Aim of the task: Every record below is to be restated word for word.

(Dataset rows describing interfaces)
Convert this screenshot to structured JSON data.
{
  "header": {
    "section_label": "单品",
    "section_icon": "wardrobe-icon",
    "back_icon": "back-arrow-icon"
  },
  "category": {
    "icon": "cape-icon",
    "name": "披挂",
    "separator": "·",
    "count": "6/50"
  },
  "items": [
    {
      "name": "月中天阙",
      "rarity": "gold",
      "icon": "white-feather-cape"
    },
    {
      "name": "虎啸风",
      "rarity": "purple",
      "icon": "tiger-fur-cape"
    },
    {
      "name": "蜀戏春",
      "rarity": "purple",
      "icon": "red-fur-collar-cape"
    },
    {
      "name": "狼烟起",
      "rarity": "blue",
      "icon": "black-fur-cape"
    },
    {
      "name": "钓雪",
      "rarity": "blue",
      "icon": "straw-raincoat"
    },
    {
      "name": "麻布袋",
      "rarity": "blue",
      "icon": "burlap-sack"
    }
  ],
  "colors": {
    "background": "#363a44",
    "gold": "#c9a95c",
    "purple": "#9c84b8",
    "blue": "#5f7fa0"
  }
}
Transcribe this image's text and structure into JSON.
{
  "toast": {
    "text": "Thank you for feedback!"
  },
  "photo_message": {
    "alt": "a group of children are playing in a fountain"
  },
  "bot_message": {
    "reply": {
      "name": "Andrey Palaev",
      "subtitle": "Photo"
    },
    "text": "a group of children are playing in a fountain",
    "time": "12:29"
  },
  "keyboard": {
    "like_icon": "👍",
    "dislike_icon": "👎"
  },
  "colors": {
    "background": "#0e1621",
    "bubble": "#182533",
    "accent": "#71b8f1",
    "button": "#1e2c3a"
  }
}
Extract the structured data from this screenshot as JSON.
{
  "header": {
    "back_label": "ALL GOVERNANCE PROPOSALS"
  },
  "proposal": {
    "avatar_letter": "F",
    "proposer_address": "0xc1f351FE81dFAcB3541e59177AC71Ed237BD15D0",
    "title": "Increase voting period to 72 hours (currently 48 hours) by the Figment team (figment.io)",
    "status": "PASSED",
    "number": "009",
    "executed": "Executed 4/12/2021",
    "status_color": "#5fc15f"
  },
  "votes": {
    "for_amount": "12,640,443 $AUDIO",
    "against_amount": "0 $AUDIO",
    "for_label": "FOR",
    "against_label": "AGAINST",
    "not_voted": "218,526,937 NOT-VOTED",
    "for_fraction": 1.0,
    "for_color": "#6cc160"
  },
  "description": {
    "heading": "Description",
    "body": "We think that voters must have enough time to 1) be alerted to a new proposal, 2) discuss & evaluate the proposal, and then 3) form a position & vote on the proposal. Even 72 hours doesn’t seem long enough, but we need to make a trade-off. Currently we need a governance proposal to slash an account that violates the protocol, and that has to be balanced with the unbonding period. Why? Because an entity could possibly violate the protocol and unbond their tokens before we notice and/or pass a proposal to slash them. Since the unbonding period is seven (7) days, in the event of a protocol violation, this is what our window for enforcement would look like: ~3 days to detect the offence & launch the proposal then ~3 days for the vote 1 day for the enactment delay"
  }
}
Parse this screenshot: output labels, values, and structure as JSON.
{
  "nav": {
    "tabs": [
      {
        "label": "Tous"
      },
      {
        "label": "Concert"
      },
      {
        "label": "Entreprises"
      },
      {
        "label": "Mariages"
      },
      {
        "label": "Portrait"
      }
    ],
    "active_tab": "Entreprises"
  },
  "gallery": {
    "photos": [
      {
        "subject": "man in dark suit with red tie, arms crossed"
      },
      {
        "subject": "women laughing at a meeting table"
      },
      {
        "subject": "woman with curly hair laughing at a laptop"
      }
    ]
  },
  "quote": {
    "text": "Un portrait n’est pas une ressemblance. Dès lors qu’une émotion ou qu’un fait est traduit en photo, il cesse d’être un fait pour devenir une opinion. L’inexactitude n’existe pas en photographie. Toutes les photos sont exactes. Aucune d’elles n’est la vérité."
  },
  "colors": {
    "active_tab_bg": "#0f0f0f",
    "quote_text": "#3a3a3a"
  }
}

Answer section:
Convert this screenshot to structured JSON data.
{
  "header": {
    "section_label": "单品",
    "section_icon": "wardrobe-icon",
    "back_icon": "back-arrow-icon"
  },
  "category": {
    "icon": "cape-icon",
    "name": "披挂",
    "separator": "·",
    "count": "6/50"
  },
  "items": [
    {
      "name": "月中天阙",
      "rarity": "gold",
      "icon": "white-feather-cape"
    },
    {
      "name": "虎啸风",
      "rarity": "purple",
      "icon": "tiger-fur-cape"
    },
    {
      "name": "蜀戏春",
      "rarity": "purple",
      "icon": "red-fur-collar-cape"
    },
    {
      "name": "狼烟起",
      "rarity": "blue",
      "icon": "black-fur-cape"
    },
    {
      "name": "钓雪",
      "rarity": "blue",
      "icon": "straw-raincoat"
    },
    {
      "name": "麻布袋",
      "rarity": "blue",
      "icon": "burlap-sack"
    }
  ],
  "colors": {
    "background": "#363a44",
    "gold": "#c9a95c",
    "purple": "#9c84b8",
    "blue": "#5f7fa0"
  }
}
Transcribe this image's text and structure into JSON.
{
  "toast": {
    "text": "Thank you for feedback!"
  },
  "photo_message": {
    "alt": "a group of children are playing in a fountain"
  },
  "bot_message": {
    "reply": {
      "name": "Andrey Palaev",
      "subtitle": "Photo"
    },
    "text": "a group of children are playing in a fountain",
    "time": "12:29"
  },
  "keyboard": {
    "like_icon": "👍",
    "dislike_icon": "👎"
  },
  "colors": {
    "background": "#0e1621",
    "bubble": "#182533",
    "accent": "#71b8f1",
    "button": "#1e2c3a"
  }
}
Extract the structured data from this screenshot as JSON.
{
  "header": {
    "back_label": "ALL GOVERNANCE PROPOSALS"
  },
  "proposal": {
    "avatar_letter": "F",
    "proposer_address": "0xc1f351FE81dFAcB3541e59177AC71Ed237BD15D0",
    "title": "Increase voting period to 72 hours (currently 48 hours) by the Figment team (figment.io)",
    "status": "PASSED",
    "number": "009",
    "executed": "Executed 4/12/2021",
    "status_color": "#5fc15f"
  },
  "votes": {
    "for_amount": "12,640,443 $AUDIO",
    "against_amount": "0 $AUDIO",
    "for_label": "FOR",
    "against_label": "AGAINST",
    "not_voted": "218,526,937 NOT-VOTED",
    "for_fraction": 1.0,
    "for_color": "#6cc160"
  },
  "description": {
    "heading": "Description",
    "body": "We think that voters must have enough time to 1) be alerted to a new proposal, 2) discuss & evaluate the proposal, and then 3) form a position & vote on the proposal. Even 72 hours doesn’t seem long enough, but we need to make a trade-off. Currently we need a governance proposal to slash an account that violates the protocol, and that has to be balanced with the unbonding period. Why? Because an entity could possibly violate the protocol and unbond their tokens before we notice and/or pass a proposal to slash them. Since the unbonding period is seven (7) days, in the event of a protocol violation, this is what our window for enforcement would look like: ~3 days to detect the offence & launch the proposal then ~3 days for the vote 1 day for the enactment delay"
  }
}
Parse this screenshot: output labels, values, and structure as JSON.
{
  "nav": {
    "tabs": [
      {
        "label": "Tous"
      },
      {
        "label": "Concert"
      },
      {
        "label": "Entreprises"
      },
      {
        "label": "Mariages"
      },
      {
        "label": "Portrait"
      }
    ],
    "active_tab": "Entreprises"
  },
  "gallery": {
    "photos": [
      {
        "subject": "man in dark suit with red tie, arms crossed"
      },
      {
        "subject": "women laughing at a meeting table"
      },
      {
        "subject": "woman with curly hair laughing at a laptop"
      }
    ]
  },
  "quote": {
    "text": "Un portrait n’est pas une ressemblance. Dès lors qu’une émotion ou qu’un fait est traduit en photo, il cesse d’être un fait pour devenir une opinion. L’inexactitude n’existe pas en photographie. Toutes les photos sont exactes. Aucune d’elles n’est la vérité."
  },
  "colors": {
    "active_tab_bg": "#0f0f0f",
    "quote_text": "#3a3a3a"
  }
}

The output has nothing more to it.